AB - Background: The issue of endocrine disrupting chemicals (EDCs) is receiving wide attention from both the scientific and regulatory communities. Recent analyses of the EDC literature have been criticized for failing to use transparent and objective approaches to draw conclusions about the strength of evidence linking EDC exposures to adverse health or environmental outcomes. Systematic review methodologies are ideal for addressing this issue as they provide transparent and consistent approaches to study selection and evaluation. Objective methods are needed for integrating the multiple streams of evidence (epidemiology, wildlife, laboratory animal, in vitro, and in silico data) that are relevant in assessing EDCs.Methods: We have developed a framework for the systematic review and integrated assessment (SYRINA) of EDC studies. The framework was designed for use with the International Program on Chemical Safety (IPCS) and World Health Organization (WHO) definition of an EDC, which requires appraisal of evidence regarding 1) association between exposure and an adverse effect, 2) association between exposure and endocrine disrupting activity, and 3) a plausible link between the adverse effect and the endocrine disrupting activity.Results: Building from existing methodologies for evaluating and synthesizing evidence, the SYRINA framework includes seven steps: 1) Formulate the problem; 2) Develop the review protocol; 3) Identify relevant evidence; 4) Evaluate evidence from individual studies; 5) Summarize and evaluate each stream of evidence; 6) Integrate evidence across all streams; 7) Draw conclusions, make recommendations, and evaluate uncertainties. The proposed method is tailored to the IPCS/WHO definition of an EDC but offers flexibility for use in the context of other definitions of EDCs.Conclusions: When using the SYRINA framework, the overall objective is to provide the evidence base needed to support decision making, including any action to avoid/minimise potential adverse effects of exposures. This framework allows for the evaluation and synthesis of evidence from multiple evidence streams.
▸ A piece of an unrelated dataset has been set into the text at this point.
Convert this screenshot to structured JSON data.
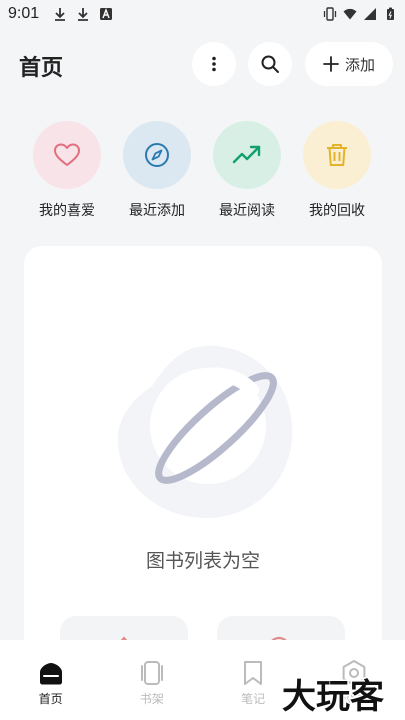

Finally, a decision regarding regulatory action is not only dependent on the strength of evidence, but also the consequences of action/inaction, e.g. limited or weak evidence may be sufficient to justify action if consequences are serious or irreversible.

KW - Adverse effect

KW - Endocrine disrupting activity

KW - Endocrine disrupting chemicals

KW - Epidemiology

KW - Evidence integration

KW - In vivo

KW - Strength of evidence

KW - Study evaluation

KW - Systematic review

KW - Weight of evidence

KW - Animalia

U2 - 10.1186/s12940-016-0156-6

DO - 10.1186/s12940-016-0156-6

M3 - Journal article

C2 - 27412149

VL - 15

JO - Environmental Health: A Global Access Science Source

JF - Environmental Health: A Global Access Science Source

SN - 1476-069X

IS - 1

M1 - 74

ER -